** Task description **
Every record that follows should appear again in your answer, exactly the same.

Stored data:
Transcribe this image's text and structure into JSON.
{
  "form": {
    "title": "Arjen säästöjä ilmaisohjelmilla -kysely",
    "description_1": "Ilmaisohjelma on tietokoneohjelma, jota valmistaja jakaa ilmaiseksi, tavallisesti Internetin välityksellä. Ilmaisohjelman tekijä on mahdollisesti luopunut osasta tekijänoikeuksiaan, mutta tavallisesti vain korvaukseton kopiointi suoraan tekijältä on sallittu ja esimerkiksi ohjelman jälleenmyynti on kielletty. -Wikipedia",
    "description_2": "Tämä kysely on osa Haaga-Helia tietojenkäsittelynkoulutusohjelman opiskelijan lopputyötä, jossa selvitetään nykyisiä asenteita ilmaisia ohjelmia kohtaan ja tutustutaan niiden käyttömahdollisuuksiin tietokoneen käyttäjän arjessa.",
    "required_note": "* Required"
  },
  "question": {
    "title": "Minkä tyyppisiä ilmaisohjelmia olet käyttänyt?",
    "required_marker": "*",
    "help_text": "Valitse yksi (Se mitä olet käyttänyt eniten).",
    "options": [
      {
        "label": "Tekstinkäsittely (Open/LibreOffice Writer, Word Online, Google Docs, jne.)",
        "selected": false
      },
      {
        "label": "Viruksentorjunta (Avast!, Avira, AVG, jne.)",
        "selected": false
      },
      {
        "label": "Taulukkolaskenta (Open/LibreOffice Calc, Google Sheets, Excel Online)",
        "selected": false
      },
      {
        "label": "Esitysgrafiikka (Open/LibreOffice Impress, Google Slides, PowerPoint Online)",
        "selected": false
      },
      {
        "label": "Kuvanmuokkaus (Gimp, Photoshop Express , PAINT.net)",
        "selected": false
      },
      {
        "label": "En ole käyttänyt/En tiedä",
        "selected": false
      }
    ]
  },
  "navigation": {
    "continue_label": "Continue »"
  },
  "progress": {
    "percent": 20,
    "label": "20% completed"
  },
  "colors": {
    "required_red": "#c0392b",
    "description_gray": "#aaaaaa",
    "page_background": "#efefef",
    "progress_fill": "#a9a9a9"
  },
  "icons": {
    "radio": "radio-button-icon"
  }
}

** Written response **
Transcribe this image's text and structure into JSON.
{
  "form": {
    "title": "Arjen säästöjä ilmaisohjelmilla -kysely",
    "description_1": "Ilmaisohjelma on tietokoneohjelma, jota valmistaja jakaa ilmaiseksi, tavallisesti Internetin välityksellä. Ilmaisohjelman tekijä on mahdollisesti luopunut osasta tekijänoikeuksiaan, mutta tavallisesti vain korvaukseton kopiointi suoraan tekijältä on sallittu ja esimerkiksi ohjelman jälleenmyynti on kielletty. -Wikipedia",
    "description_2": "Tämä kysely on osa Haaga-Helia tietojenkäsittelynkoulutusohjelman opiskelijan lopputyötä, jossa selvitetään nykyisiä asenteita ilmaisia ohjelmia kohtaan ja tutustutaan niiden käyttömahdollisuuksiin tietokoneen käyttäjän arjessa.",
    "required_note": "* Required"
  },
  "question": {
    "title": "Minkä tyyppisiä ilmaisohjelmia olet käyttänyt?",
    "required_marker": "*",
    "help_text": "Valitse yksi (Se mitä olet käyttänyt eniten).",
    "options": [
      {
        "label": "Tekstinkäsittely (Open/LibreOffice Writer, Word Online, Google Docs, jne.)",
        "selected": false
      },
      {
        "label": "Viruksentorjunta (Avast!, Avira, AVG, jne.)",
        "selected": false
      },
      {
        "label": "Taulukkolaskenta (Open/LibreOffice Calc, Google Sheets, Excel Online)",
        "selected": false
      },
      {
        "label": "Esitysgrafiikka (Open/LibreOffice Impress, Google Slides, PowerPoint Online)",
        "selected": false
      },
      {
        "label": "Kuvanmuokkaus (Gimp, Photoshop Express , PAINT.net)",
        "selected": false
      },
      {
        "label": "En ole käyttänyt/En tiedä",
        "selected": false
      }
    ]
  },
  "navigation": {
    "continue_label": "Continue »"
  },
  "progress": {
    "percent": 20,
    "label": "20% completed"
  },
  "colors": {
    "required_red": "#c0392b",
    "description_gray": "#aaaaaa",
    "page_background": "#efefef",
    "progress_fill": "#a9a9a9"
  },
  "icons": {
    "radio": "radio-button-icon"
  }
}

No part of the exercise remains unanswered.